The volunteers came from a wide array of churches, organizations, and communities (among them were some homeless representatives). They shared a common goal, according to the Center for Poverty Solutions, which organized the event along with the Mayor’s Office of Homeless Services: to improve the plight of the homeless.
The data collected will be used to determine the size, characteristics, and needs of Baltimore's homeless population, which will allow community advocates and city leaders to better understand what services Baltimore's homeless use, and what is still needed. The census may also provide information the city can use to attract more funding to serve the homeless.
Funding for the project was provided by the Maryland Veteran's Administration, the State of Maryland, and Associated Black Charities (ABC). Nextel donated cellular phones for the volunteers use on the night of the census.
This census—the first of its kind in Baltimore—does not just count the homeless, but also—through the interview—has “given them a voice in clearly stating to city leaders where the gaps are in services,” according to Alma Roberts, CEO of the Center for Poverty Solutions. "It is our hope that this Homeless Census becomes an on-going method for assessing the status of our most vulnerable citizens," she stated.

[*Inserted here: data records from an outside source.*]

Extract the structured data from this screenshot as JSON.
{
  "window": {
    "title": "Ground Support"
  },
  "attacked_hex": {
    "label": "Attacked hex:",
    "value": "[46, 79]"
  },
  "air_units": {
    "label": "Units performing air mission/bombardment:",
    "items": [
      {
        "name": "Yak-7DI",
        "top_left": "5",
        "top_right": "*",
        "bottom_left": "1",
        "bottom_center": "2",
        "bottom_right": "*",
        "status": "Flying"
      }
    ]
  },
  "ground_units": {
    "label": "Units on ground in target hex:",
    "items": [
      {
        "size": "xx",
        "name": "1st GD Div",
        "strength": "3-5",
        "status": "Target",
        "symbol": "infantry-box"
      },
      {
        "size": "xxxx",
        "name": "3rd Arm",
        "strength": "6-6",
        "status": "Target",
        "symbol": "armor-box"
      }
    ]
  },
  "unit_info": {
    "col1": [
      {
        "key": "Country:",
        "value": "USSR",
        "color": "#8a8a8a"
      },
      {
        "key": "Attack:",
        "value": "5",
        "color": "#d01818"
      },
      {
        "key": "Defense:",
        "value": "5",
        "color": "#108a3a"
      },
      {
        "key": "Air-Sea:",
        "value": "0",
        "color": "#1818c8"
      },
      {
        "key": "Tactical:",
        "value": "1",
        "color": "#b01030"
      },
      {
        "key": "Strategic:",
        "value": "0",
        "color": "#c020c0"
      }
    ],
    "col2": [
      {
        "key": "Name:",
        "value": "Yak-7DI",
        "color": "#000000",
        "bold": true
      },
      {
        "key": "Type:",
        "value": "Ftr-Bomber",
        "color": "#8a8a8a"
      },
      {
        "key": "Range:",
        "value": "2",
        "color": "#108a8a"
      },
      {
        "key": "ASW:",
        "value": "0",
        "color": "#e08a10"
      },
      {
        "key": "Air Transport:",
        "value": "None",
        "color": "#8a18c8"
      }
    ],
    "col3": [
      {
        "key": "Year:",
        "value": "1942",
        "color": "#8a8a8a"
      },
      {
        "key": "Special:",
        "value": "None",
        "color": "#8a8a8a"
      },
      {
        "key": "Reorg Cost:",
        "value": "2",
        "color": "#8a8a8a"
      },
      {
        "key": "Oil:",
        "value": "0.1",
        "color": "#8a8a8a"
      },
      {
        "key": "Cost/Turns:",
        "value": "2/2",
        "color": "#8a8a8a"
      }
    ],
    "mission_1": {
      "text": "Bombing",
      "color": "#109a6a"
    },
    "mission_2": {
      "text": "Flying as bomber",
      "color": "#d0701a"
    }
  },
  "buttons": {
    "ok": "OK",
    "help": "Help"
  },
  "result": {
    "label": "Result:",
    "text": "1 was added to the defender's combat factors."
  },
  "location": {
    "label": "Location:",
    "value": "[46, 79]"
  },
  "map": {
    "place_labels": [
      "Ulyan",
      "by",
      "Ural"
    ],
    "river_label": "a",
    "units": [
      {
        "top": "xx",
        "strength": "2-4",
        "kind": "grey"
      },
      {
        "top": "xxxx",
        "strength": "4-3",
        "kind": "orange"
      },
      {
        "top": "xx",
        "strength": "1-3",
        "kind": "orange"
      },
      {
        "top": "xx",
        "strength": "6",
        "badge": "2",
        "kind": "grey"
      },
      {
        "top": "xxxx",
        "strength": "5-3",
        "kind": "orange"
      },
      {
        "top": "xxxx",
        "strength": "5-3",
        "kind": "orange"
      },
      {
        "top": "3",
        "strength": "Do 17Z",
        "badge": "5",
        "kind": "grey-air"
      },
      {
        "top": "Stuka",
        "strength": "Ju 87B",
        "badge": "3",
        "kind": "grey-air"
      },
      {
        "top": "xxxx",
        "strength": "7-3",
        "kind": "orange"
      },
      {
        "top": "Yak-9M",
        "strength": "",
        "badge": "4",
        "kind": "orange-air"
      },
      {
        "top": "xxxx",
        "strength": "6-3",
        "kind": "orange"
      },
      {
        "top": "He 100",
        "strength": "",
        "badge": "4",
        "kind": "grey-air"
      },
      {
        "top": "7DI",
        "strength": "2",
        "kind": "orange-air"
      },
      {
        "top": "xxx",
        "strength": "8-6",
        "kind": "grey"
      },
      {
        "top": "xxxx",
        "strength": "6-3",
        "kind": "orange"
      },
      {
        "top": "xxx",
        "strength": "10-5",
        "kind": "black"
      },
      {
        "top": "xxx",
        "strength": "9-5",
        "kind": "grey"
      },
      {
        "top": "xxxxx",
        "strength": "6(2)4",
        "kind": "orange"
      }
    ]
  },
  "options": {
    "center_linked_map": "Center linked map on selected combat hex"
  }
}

A final report detailing the key findings from the Homeless Census will be released this summer.
The Center for Poverty Solutions is a statewide non-profit organization focused on the eradication of poverty by fostering self-sufficiency for those living in poverty, including the working poor. The Center's publications, "Helping People Off the Streets: Real Solutions to Urban Homelessness" (1998) and "Barriers to Stability: Homelessness and Incarceration's Revolving Door in Baltimore City" (2002) are defining research on the issues relevant to homelessness in Baltimore. For more information, contact Sarah Zambon at 410-366-0600 or email@example.com.